## Task
Write out every record in full, keeping each character exactly as it is.

## Supplied information

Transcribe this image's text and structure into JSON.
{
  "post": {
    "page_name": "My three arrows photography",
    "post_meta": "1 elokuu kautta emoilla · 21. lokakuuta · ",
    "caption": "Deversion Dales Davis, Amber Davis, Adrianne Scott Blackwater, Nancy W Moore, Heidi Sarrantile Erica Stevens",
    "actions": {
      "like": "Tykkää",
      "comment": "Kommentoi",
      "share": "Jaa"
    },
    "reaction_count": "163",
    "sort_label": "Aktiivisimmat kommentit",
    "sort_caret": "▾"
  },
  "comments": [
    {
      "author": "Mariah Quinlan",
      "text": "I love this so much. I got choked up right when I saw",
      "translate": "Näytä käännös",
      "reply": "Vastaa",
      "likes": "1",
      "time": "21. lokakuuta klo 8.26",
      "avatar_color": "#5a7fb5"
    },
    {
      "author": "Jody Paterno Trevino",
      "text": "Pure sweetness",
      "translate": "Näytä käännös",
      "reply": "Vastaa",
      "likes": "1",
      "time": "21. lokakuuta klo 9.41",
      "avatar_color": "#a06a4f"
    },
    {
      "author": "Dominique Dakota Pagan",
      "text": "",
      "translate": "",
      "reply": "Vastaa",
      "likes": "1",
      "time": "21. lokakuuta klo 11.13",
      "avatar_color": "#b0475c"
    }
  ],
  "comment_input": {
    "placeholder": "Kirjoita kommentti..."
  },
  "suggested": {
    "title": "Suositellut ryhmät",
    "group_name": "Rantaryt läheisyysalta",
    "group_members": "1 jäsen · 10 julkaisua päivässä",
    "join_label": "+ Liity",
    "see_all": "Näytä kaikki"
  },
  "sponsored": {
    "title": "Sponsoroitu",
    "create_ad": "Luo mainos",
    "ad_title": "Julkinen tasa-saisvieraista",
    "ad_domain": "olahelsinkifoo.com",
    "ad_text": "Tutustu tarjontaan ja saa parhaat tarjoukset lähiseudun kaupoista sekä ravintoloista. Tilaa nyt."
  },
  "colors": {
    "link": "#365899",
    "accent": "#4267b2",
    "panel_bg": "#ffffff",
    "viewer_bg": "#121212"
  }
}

## Exercise result
Transcribe this image's text and structure into JSON.
{
  "post": {
    "page_name": "My three arrows photography",
    "post_meta": "1 elokuu kautta emoilla · 21. lokakuuta · ",
    "caption": "Deversion Dales Davis, Amber Davis, Adrianne Scott Blackwater, Nancy W Moore, Heidi Sarrantile Erica Stevens",
    "actions": {
      "like": "Tykkää",
      "comment": "Kommentoi",
      "share": "Jaa"
    },
    "reaction_count": "163",
    "sort_label": "Aktiivisimmat kommentit",
    "sort_caret": "▾"
  },
  "comments": [
    {
      "author": "Mariah Quinlan",
      "text": "I love this so much. I got choked up right when I saw",
      "translate": "Näytä käännös",
      "reply": "Vastaa",
      "likes": "1",
      "time": "21. lokakuuta klo 8.26",
      "avatar_color": "#5a7fb5"
    },
    {
      "author": "Jody Paterno Trevino",
      "text": "Pure sweetness",
      "translate": "Näytä käännös",
      "reply": "Vastaa",
      "likes": "1",
      "time": "21. lokakuuta klo 9.41",
      "avatar_color": "#a06a4f"
    },
    {
      "author": "Dominique Dakota Pagan",
      "text": "",
      "translate": "",
      "reply": "Vastaa",
      "likes": "1",
      "time": "21. lokakuuta klo 11.13",
      "avatar_color": "#b0475c"
    }
  ],
  "comment_input": {
    "placeholder": "Kirjoita kommentti..."
  },
  "suggested": {
    "title": "Suositellut ryhmät",
    "group_name": "Rantaryt läheisyysalta",
    "group_members": "1 jäsen · 10 julkaisua päivässä",
    "join_label": "+ Liity",
    "see_all": "Näytä kaikki"
  },
  "sponsored": {
    "title": "Sponsoroitu",
    "create_ad": "Luo mainos",
    "ad_title": "Julkinen tasa-saisvieraista",
    "ad_domain": "olahelsinkifoo.com",
    "ad_text": "Tutustu tarjontaan ja saa parhaat tarjoukset lähiseudun kaupoista sekä ravintoloista. Tilaa nyt."
  },
  "colors": {
    "link": "#365899",
    "accent": "#4267b2",
    "panel_bg": "#ffffff",
    "viewer_bg": "#121212"
  }
}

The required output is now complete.